During dinner conversations with his parents, according to the psychologist’s evaluation, the teenager grew increasingly gloomy. In one interview, his father recalled how he tried to ask his son if he felt safe at school and if he had made friends. But Zacharie evaded the subject, preferring to talk about abstract intellectual topics. IQ tests show that his verbal scores were four standard deviations above the mean for children his age. Yet his performance scores were average.
“While he clearly had the capacity to succeed in a school setting, it was evident that Mr. Zacharie experienced frustration when he had difficulty on tasks that he thought should have been easy for him,” Boss wrote. “This was the direct result of the discrepancy between his verbal and non-verbal abilities.”
SOURCES OF INFORMATION for the psychological evaluation included a wide variety of material: poems that Zacharie wrote in high school, postings on his Web site, interviews with his parents, transcripts of detectives’ interview with the defendant and a diagnostic test evaluation conducted by an Arlington County Department of Human Services official when he was 7 years old. The totality of the evidence showed Zacharie to be someone who his mother described as “not necessarily truculent, but he can get your hackles up.”
“As a teenager, his mother has noticed how particular he is about keeping up with his belongings, often checking to be sure they are secure and he knows where they are,” Boss wrote. “His father noticed that he often checks the locks on doors to the home, and sometimes the cars, as though concerned about security.”
The psychologist concluded that Zacharie’s conduct was based on a concern for security rather than obsessive compulsive behavior. She wrote that he tends to shift topics before answering questions and often includes excessive details to the detriment of effective communication — neither of which she felt could be considered a psychosis. But she did express a concern for his “paranoid thought process,” which she said could cause future problems.
“Psychological testing also indicated problems with the accuracy with which he interprets and conceptualizes events, which leaves him highly vulnerable to poor judgement,” Boss wrote. “These findings were sufficiently pervasive and consistent to fully rule out the possibility of malingering.”

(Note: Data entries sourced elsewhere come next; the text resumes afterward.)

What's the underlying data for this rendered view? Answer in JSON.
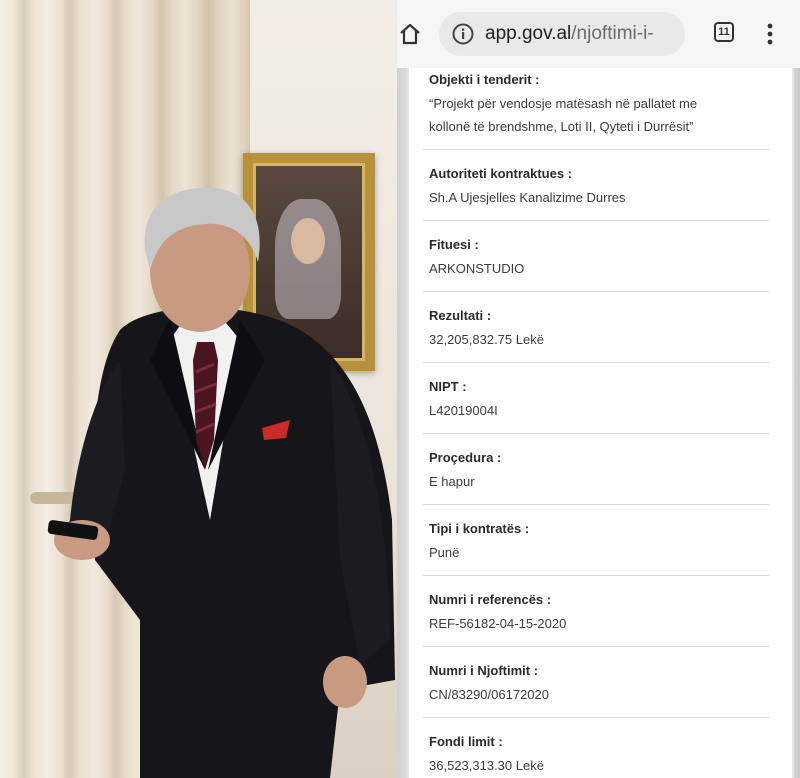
{
  "browser": {
    "url_host": "app.gov.al",
    "url_path": "/njoftimi-i-",
    "tab_count": "11"
  },
  "fields": [
    {
      "label": "Objekti i tenderit :",
      "value": "“Projekt për vendosje matësash në pallatet me kollonë të brendshme, Loti II, Qyteti i Durrësit”"
    },
    {
      "label": "Autoriteti kontraktues :",
      "value": "Sh.A Ujesjelles Kanalizime Durres"
    },
    {
      "label": "Fituesi :",
      "value": "ARKONSTUDIO"
    },
    {
      "label": "Rezultati :",
      "value": "32,205,832.75 Lekë"
    },
    {
      "label": "NIPT :",
      "value": "L42019004I"
    },
    {
      "label": "Proçedura :",
      "value": "E hapur"
    },
    {
      "label": "Tipi i kontratës :",
      "value": "Punë"
    },
    {
      "label": "Numri i referencës :",
      "value": "REF-56182-04-15-2020"
    },
    {
      "label": "Numri i Njoftimit :",
      "value": "CN/83290/06172020"
    },
    {
      "label": "Fondi limit :",
      "value": "36,523,313.30 Lekë"
    }
  ],
  "icons": [
    "home-icon",
    "info-icon",
    "tab-switcher-icon",
    "more-vert-icon"
  ],
  "colors": {
    "label": "#2b2b2b",
    "value": "#3c3c3c",
    "toolbar": "#f5f5f5",
    "url_pill": "#e9e9ea",
    "frame_gold": "#b8913c"
  }
}
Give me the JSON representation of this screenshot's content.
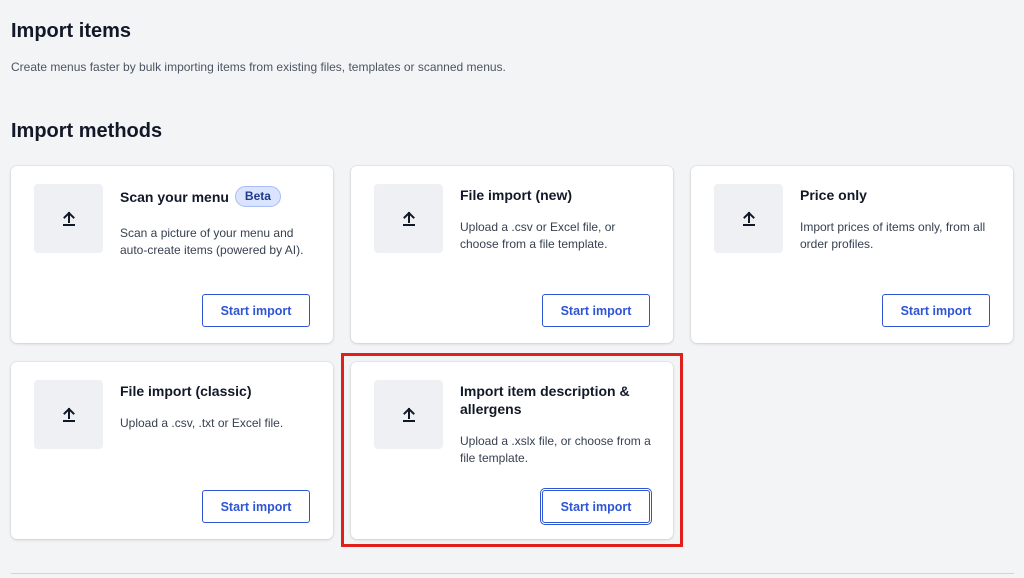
{
  "header": {
    "title": "Import items",
    "subtitle": "Create menus faster by bulk importing items from existing files, templates or scanned menus."
  },
  "section": {
    "title": "Import methods"
  },
  "icon_name": "upload-icon",
  "colors": {
    "accent": "#2f55d4",
    "highlight": "#e0201b",
    "badge_bg": "#dbe4ff"
  },
  "cards": [
    {
      "title": "Scan your menu",
      "badge": "Beta",
      "description": "Scan a picture of your menu and auto-create items (powered by AI).",
      "button": "Start import"
    },
    {
      "title": "File import (new)",
      "description": "Upload a .csv or Excel file, or choose from a file template.",
      "button": "Start import"
    },
    {
      "title": "Price only",
      "description": "Import prices of items only, from all order profiles.",
      "button": "Start import"
    },
    {
      "title": "File import (classic)",
      "description": "Upload a .csv, .txt or Excel file.",
      "button": "Start import"
    },
    {
      "title": "Import item description & allergens",
      "description": "Upload a .xslx file, or choose from a file template.",
      "button": "Start import"
    }
  ]
}
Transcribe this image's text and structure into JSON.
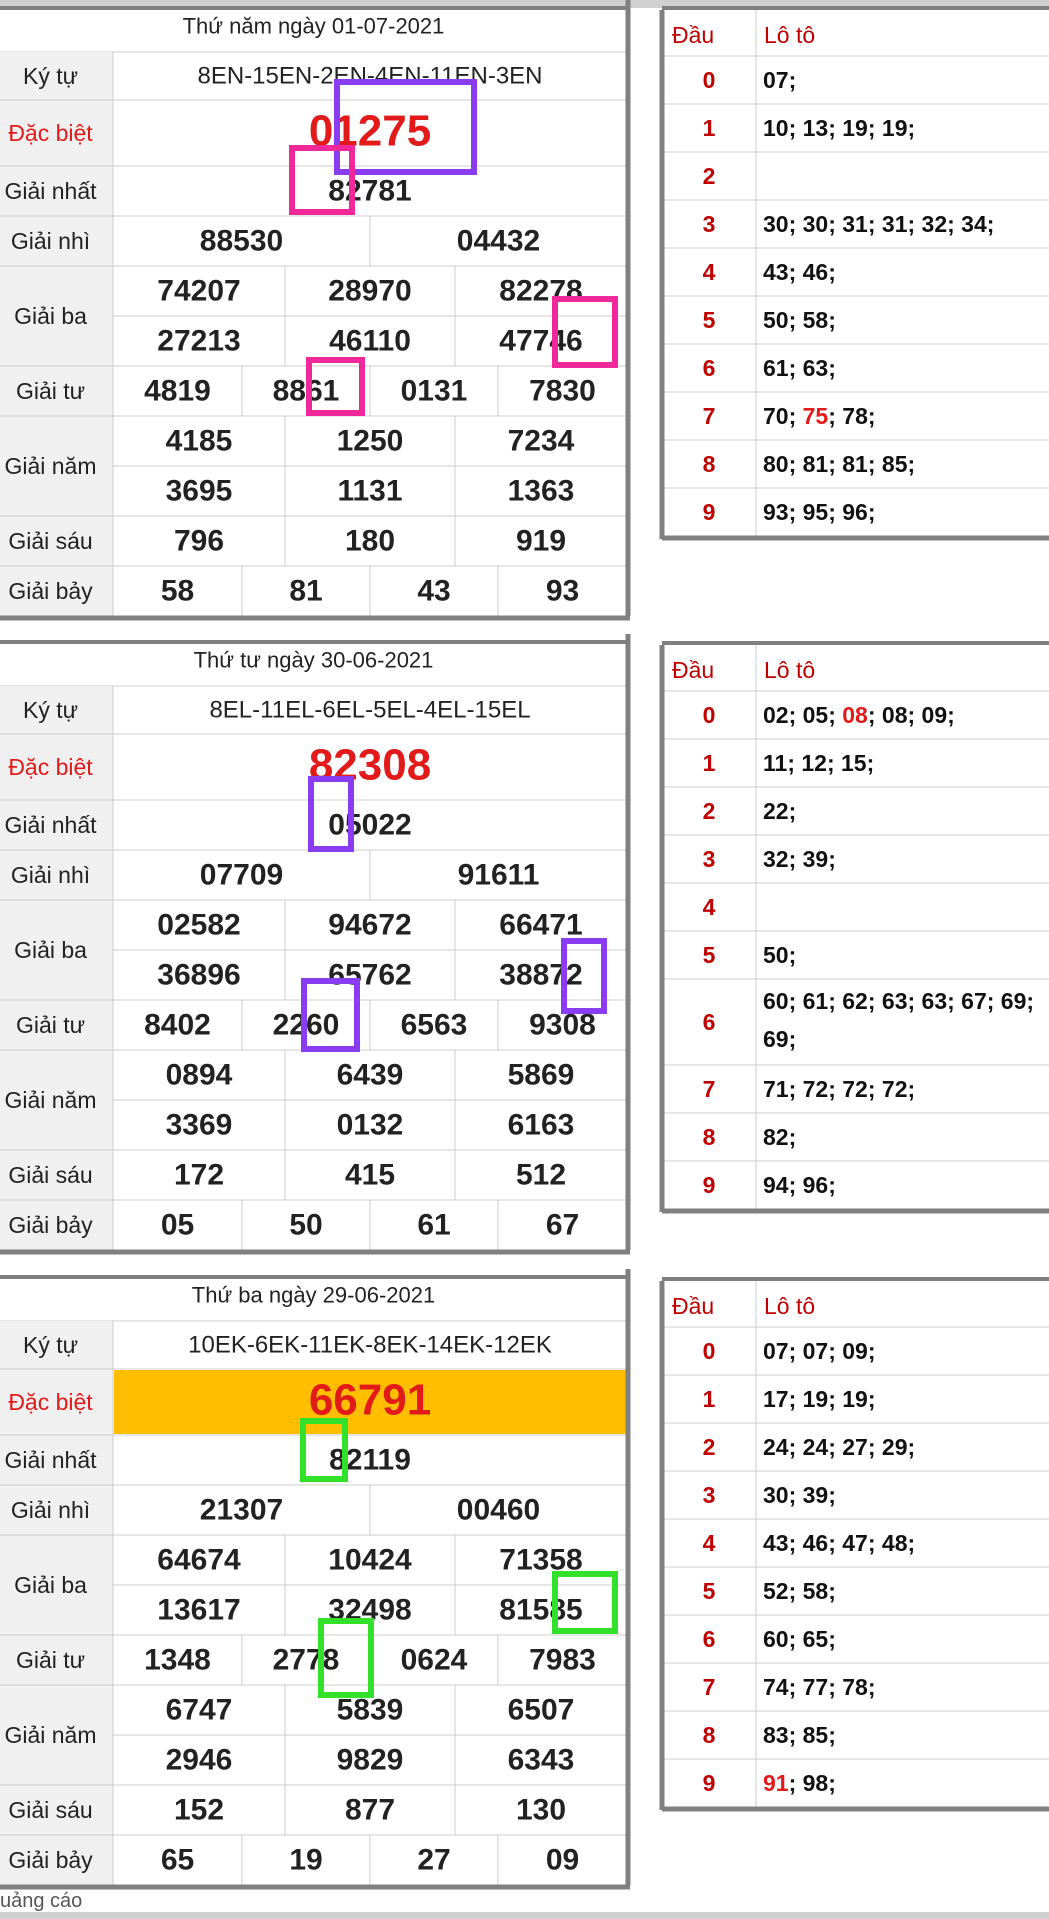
{
  "labels": {
    "ky_tu": "Ký tự",
    "dac_biet": "Đặc biệt",
    "giai_nhat": "Giải nhất",
    "giai_nhi": "Giải nhì",
    "giai_ba": "Giải ba",
    "giai_tu": "Giải tư",
    "giai_nam": "Giải năm",
    "giai_sau": "Giải sáu",
    "giai_bay": "Giải bảy",
    "dau": "Đầu",
    "loto": "Lô tô"
  },
  "footer": {
    "ad": "uảng cáo"
  },
  "colors": {
    "red": "#e21a1a",
    "dark_red": "#c00000",
    "highlight_bg": "#ffbf00",
    "purple": "#8a3cf0",
    "pink": "#f0289a",
    "green": "#33e02a"
  },
  "draws": [
    {
      "title": "Thứ năm ngày 01-07-2021",
      "ky_tu": "8EN-15EN-2EN-4EN-11EN-3EN",
      "dac_biet": "01275",
      "dac_biet_highlight": false,
      "giai_nhat": "82781",
      "giai_nhi": [
        "88530",
        "04432"
      ],
      "giai_ba": [
        [
          "74207",
          "28970",
          "82278"
        ],
        [
          "27213",
          "46110",
          "47746"
        ]
      ],
      "giai_tu": [
        "4819",
        "8861",
        "0131",
        "7830"
      ],
      "giai_nam": [
        [
          "4185",
          "1250",
          "7234"
        ],
        [
          "3695",
          "1131",
          "1363"
        ]
      ],
      "giai_sau": [
        "796",
        "180",
        "919"
      ],
      "giai_bay": [
        "58",
        "81",
        "43",
        "93"
      ],
      "loto": [
        [
          {
            "t": "07;"
          }
        ],
        [
          {
            "t": "10; 13; 19; 19;"
          }
        ],
        [],
        [
          {
            "t": "30; 30; 31; 31; 32; 34;"
          }
        ],
        [
          {
            "t": "43; 46;"
          }
        ],
        [
          {
            "t": "50; 58;"
          }
        ],
        [
          {
            "t": "61; 63;"
          }
        ],
        [
          {
            "t": "70; "
          },
          {
            "t": "75",
            "red": true
          },
          {
            "t": "; 78;"
          }
        ],
        [
          {
            "t": "80; 81; 81; 85;"
          }
        ],
        [
          {
            "t": "93; 95; 96;"
          }
        ]
      ]
    },
    {
      "title": "Thứ tư ngày 30-06-2021",
      "ky_tu": "8EL-11EL-6EL-5EL-4EL-15EL",
      "dac_biet": "82308",
      "dac_biet_highlight": false,
      "giai_nhat": "05022",
      "giai_nhi": [
        "07709",
        "91611"
      ],
      "giai_ba": [
        [
          "02582",
          "94672",
          "66471"
        ],
        [
          "36896",
          "65762",
          "38872"
        ]
      ],
      "giai_tu": [
        "8402",
        "2260",
        "6563",
        "9308"
      ],
      "giai_nam": [
        [
          "0894",
          "6439",
          "5869"
        ],
        [
          "3369",
          "0132",
          "6163"
        ]
      ],
      "giai_sau": [
        "172",
        "415",
        "512"
      ],
      "giai_bay": [
        "05",
        "50",
        "61",
        "67"
      ],
      "loto": [
        [
          {
            "t": "02; 05; "
          },
          {
            "t": "08",
            "red": true
          },
          {
            "t": "; 08; 09;"
          }
        ],
        [
          {
            "t": "11; 12; 15;"
          }
        ],
        [
          {
            "t": "22;"
          }
        ],
        [
          {
            "t": "32; 39;"
          }
        ],
        [],
        [
          {
            "t": "50;"
          }
        ],
        [
          {
            "t": "60; 61; 62; 63; 63; 67; 69;"
          },
          {
            "t": "69;",
            "br": true
          }
        ],
        [
          {
            "t": "71; 72; 72; 72;"
          }
        ],
        [
          {
            "t": "82;"
          }
        ],
        [
          {
            "t": "94; 96;"
          }
        ]
      ]
    },
    {
      "title": "Thứ ba ngày 29-06-2021",
      "ky_tu": "10EK-6EK-11EK-8EK-14EK-12EK",
      "dac_biet": "66791",
      "dac_biet_highlight": true,
      "giai_nhat": "82119",
      "giai_nhi": [
        "21307",
        "00460"
      ],
      "giai_ba": [
        [
          "64674",
          "10424",
          "71358"
        ],
        [
          "13617",
          "32498",
          "81585"
        ]
      ],
      "giai_tu": [
        "1348",
        "2778",
        "0624",
        "7983"
      ],
      "giai_nam": [
        [
          "6747",
          "5839",
          "6507"
        ],
        [
          "2946",
          "9829",
          "6343"
        ]
      ],
      "giai_sau": [
        "152",
        "877",
        "130"
      ],
      "giai_bay": [
        "65",
        "19",
        "27",
        "09"
      ],
      "loto": [
        [
          {
            "t": "07; 07; 09;"
          }
        ],
        [
          {
            "t": "17; 19; 19;"
          }
        ],
        [
          {
            "t": "24; 24; 27; 29;"
          }
        ],
        [
          {
            "t": "30; 39;"
          }
        ],
        [
          {
            "t": "43; 46; 47; 48;"
          }
        ],
        [
          {
            "t": "52; 58;"
          }
        ],
        [
          {
            "t": "60; 65;"
          }
        ],
        [
          {
            "t": "74; 77; 78;"
          }
        ],
        [
          {
            "t": "83; 85;"
          }
        ],
        [
          {
            "t": "91",
            "red": true
          },
          {
            "t": "; 98;"
          }
        ]
      ]
    }
  ]
}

DURING THE SUMMER of 2005, shortly before he attacked the three Alexandria police officers, Zacharie studied the German language in a prestigious immersion program in Richmond. He toured the campus of the Massachusetts Institute of Technology, deciding to devote his senior year toward the goal of studying physics there. Instead, Zacharie spent his senior year in a detention cell. His report card shows that he made mostly A’s — with one B in Physical Education and one B in Health.
“He is quite an intelligent young man who is loaded with potential,” wrote one of his teachers on Zacherie’s educational summary. “His is willing to help other students when they have problems. Keegan is never a problem in class.”
Although his academic ability is clearly well above average, Zacharie’s felony conviction will haunt him for the rest of his life.
“He will not be going to college in the fall and his chances of ever entering a school of the caliber he had hoped to enter is likely lost forever,” wrote Jonathan Shaprio, Zacharie’s lawyer, in one court filing. “He had hopes of becoming a physicist and working someday at Fermilab. With a felony conviction, the hope of getting a security clearance is over.”
Commonwealth’s Attorney S. Randolph Sengel, who prosecuted the teenager, said that he thought Zacharie should have been given a longer sentence.
“My reaction to the sentencing was that more incarceration would have been appropriate given the nature of the crime,” Sengel said. “I think it left the case a bit short of the mark.”